LABOUR leader Jeremy Corbyn has been accused of “cancelling Christmas” by refusing to issue a festive message today.
Ed Miliband, Mr Corbyn’s predecessor, issued messages to the British people on Christmas Eve in 2013 and 2014.
And David Cameron has followed tradition by delivering his Christmas address this morning, hailing the country’s NHS heroes.
But embattled Mr Corbyn will instead make his statement on New Year’s Day – because he wants to avoid a clash with the Prime Minister.
Conservative MP Andrew Bridgen blasted the radical left-winger for not wishing Britons a merry Christmas.
He said: “This is the new politics – Corbyn cancels Christmas.
“It is just a hint of what the British people would have to look forward to under a Corbyn-led Government.”
Mr Corbyn refused to discuss his religious beliefs in a recent interview, saying: “It’s a private thing.”
He added: “I don’t want us to move into religious politics in Britain. I respect all faiths, I probably spend more time going to religious services than most people, of all types.

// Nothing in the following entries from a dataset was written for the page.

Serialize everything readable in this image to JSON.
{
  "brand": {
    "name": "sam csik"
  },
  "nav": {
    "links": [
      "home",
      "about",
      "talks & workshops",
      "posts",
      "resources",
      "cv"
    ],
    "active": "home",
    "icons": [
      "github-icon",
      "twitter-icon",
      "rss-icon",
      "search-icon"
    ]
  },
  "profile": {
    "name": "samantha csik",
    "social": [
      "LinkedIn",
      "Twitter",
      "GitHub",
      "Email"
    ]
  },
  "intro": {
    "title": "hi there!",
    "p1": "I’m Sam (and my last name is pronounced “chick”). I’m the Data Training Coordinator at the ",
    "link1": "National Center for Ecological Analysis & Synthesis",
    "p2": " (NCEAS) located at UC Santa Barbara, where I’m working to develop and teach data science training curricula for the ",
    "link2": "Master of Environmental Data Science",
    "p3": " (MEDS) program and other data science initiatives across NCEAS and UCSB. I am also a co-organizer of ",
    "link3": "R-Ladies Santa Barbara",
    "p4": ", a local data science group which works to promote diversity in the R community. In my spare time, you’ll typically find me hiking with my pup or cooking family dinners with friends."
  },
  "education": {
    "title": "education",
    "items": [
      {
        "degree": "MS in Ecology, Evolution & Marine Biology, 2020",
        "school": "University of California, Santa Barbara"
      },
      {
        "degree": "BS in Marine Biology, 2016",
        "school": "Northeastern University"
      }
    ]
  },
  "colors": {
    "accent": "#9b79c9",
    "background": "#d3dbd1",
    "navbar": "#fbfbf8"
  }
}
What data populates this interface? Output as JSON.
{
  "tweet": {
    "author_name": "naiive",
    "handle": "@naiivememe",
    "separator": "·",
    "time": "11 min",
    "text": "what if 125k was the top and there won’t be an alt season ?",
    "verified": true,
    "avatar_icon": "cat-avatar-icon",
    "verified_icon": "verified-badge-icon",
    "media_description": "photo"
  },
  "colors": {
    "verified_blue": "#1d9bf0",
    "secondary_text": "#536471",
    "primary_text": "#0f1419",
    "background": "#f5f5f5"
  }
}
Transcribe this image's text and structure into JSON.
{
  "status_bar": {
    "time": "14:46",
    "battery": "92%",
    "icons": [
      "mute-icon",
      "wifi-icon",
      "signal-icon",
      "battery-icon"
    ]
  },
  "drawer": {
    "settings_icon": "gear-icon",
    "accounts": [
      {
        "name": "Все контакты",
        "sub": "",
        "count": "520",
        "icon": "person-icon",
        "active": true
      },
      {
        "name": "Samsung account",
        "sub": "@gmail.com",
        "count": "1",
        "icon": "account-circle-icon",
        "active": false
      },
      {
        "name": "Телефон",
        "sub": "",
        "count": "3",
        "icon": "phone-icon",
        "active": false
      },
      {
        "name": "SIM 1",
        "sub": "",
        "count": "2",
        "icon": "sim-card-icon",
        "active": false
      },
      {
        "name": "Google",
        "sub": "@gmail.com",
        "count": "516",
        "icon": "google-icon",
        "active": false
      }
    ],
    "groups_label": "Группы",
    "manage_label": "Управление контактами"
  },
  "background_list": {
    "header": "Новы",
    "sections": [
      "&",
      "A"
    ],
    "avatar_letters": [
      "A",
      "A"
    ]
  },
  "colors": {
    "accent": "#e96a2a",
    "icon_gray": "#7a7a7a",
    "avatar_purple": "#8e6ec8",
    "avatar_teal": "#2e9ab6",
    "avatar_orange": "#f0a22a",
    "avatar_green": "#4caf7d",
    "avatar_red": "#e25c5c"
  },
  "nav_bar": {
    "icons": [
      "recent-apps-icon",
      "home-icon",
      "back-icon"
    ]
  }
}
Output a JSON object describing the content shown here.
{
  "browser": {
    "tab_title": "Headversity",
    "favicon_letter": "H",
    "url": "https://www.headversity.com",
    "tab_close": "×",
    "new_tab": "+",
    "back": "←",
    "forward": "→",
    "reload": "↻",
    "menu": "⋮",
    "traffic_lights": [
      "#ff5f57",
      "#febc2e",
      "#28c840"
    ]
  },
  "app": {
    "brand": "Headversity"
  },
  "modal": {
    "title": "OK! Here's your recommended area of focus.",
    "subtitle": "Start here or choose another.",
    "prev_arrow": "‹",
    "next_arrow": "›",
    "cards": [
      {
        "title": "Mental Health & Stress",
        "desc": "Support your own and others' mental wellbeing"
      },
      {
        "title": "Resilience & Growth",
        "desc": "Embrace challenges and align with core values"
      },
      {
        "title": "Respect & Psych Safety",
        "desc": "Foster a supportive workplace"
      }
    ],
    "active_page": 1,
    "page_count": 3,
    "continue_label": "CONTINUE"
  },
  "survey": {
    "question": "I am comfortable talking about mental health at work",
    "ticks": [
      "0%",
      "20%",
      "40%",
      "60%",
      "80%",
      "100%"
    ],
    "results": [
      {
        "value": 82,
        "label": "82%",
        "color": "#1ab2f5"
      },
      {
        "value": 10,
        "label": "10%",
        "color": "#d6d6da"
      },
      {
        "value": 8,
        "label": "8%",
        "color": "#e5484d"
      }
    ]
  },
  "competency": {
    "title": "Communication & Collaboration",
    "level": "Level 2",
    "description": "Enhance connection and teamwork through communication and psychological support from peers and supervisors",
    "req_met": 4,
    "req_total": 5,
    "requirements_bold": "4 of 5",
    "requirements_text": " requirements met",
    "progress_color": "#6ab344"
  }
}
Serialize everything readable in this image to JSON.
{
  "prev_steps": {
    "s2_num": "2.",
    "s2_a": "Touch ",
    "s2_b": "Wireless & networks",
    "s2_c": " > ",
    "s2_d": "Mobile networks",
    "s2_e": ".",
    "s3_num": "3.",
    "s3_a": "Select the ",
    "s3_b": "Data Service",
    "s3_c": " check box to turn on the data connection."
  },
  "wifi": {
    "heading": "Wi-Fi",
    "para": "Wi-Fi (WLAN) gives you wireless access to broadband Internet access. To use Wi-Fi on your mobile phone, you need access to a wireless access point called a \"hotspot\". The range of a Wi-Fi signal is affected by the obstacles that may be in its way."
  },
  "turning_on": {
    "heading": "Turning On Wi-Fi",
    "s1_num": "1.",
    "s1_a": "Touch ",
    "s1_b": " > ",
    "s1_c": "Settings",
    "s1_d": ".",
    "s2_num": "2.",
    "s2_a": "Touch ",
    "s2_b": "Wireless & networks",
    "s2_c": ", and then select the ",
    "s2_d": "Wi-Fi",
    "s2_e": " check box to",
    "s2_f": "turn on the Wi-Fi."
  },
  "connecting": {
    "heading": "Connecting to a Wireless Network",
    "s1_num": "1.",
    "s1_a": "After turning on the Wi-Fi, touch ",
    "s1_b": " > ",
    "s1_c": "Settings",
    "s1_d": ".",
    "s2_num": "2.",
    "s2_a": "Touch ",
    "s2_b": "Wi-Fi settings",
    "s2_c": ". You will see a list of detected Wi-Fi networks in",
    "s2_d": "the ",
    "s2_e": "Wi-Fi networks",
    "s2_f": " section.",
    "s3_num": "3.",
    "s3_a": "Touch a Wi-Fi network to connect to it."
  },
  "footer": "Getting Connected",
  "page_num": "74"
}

“I go to synagogues, I go to mosques, I go to temples, I go to churches, and I have many humanistic friends and I have many atheist friends. I respect them all.”
The Islington North MP attempted to compare Jesus to Karl Marx – co-author of the The Communist Manifesto – in a bizarre newspaper column on Sunday.
He said: “Jesus said ‘It is more blessed to give than to receive.’
“It is a similar maxim that inspired our party: ‘From each according to their means, to each according to their needs’.”
A spokesman for Mr Corbyn told the Huffington Post: “He added: “Any suggestion that Jeremy doesn’t like Christmas is ridiculous.
“There is no requirement for a leader of the opposition to issue a Christmas message.
He added: “It was Jeremy who used his last PMQs to wish Parliament and everyone a happy Christmas, including Mr Bridgen.”